Q-I am selling my business & have found a new buyer that has been approved by the landlord for a new lease. The landlord has told me that in order to terminate my lease early, I have to forfeit my security deposit. Can they legally do that, since there is no lapse in rent and the new owner has been approved by them? (No actual damages incurred.) My lease even states “Upon the termination of this lease in any manner if the Tenant be not then in default, the above deposit or so much thereof as has not been lawfully expended by the Landlord, shall be returned to the Tenant within 30 days, without interest.” but they are requiring I sign an amendment stating I will forfeit the deposit otherwise they will not allow me to terminate / sign a new lease with the new owner.

A - A possible way of avoiding the loss of your deposit might be a sub-lease arrangement. Under a sub-lease, your lease would still be valid and you would terminate. However, I don’t practice in your jurisdiction so I don’t know what the default rules are.

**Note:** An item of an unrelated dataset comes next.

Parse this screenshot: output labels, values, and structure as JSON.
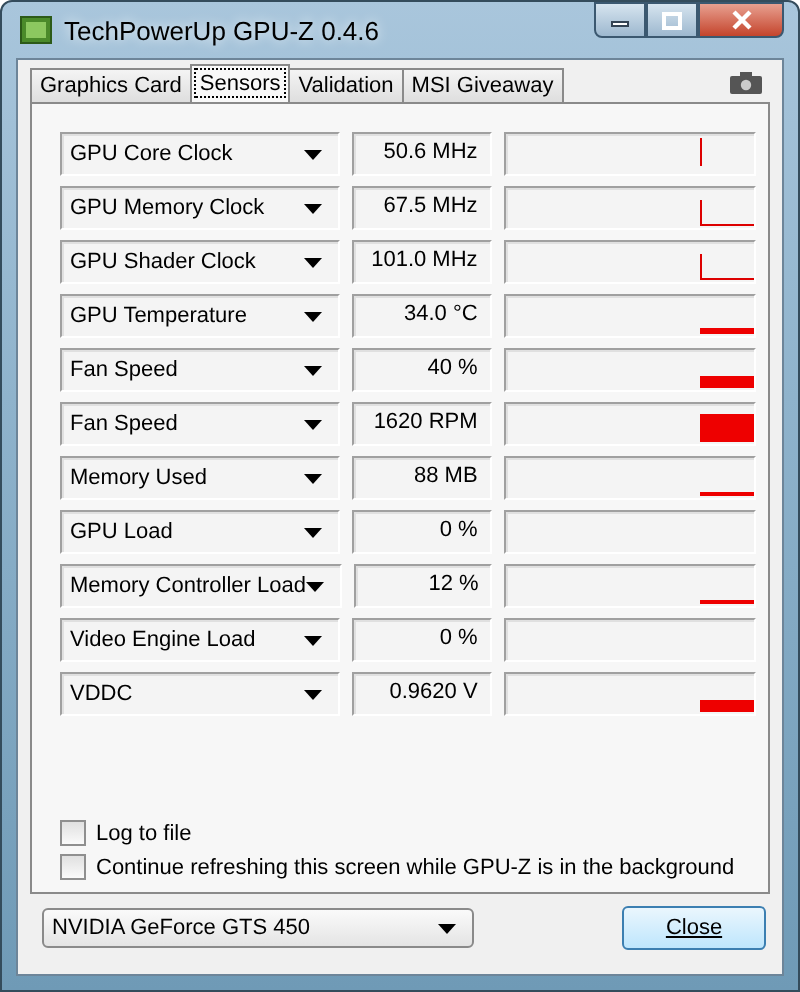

If the lease addresses the rules for sub-leasing, then those rules will govern. However, if not, then the state’s default laws will be effective. You would then need to research or ask an attorney whether you can reasonably sub-lease your property and whether your landlord would be able to deny a sub-lease for no cause or whether the landlord could not withhold approval without reasonable grounds. Whether you would want to go this route and stay legally liable for the lease by sub-leasing depends on how much you would save by keeping your full deposit.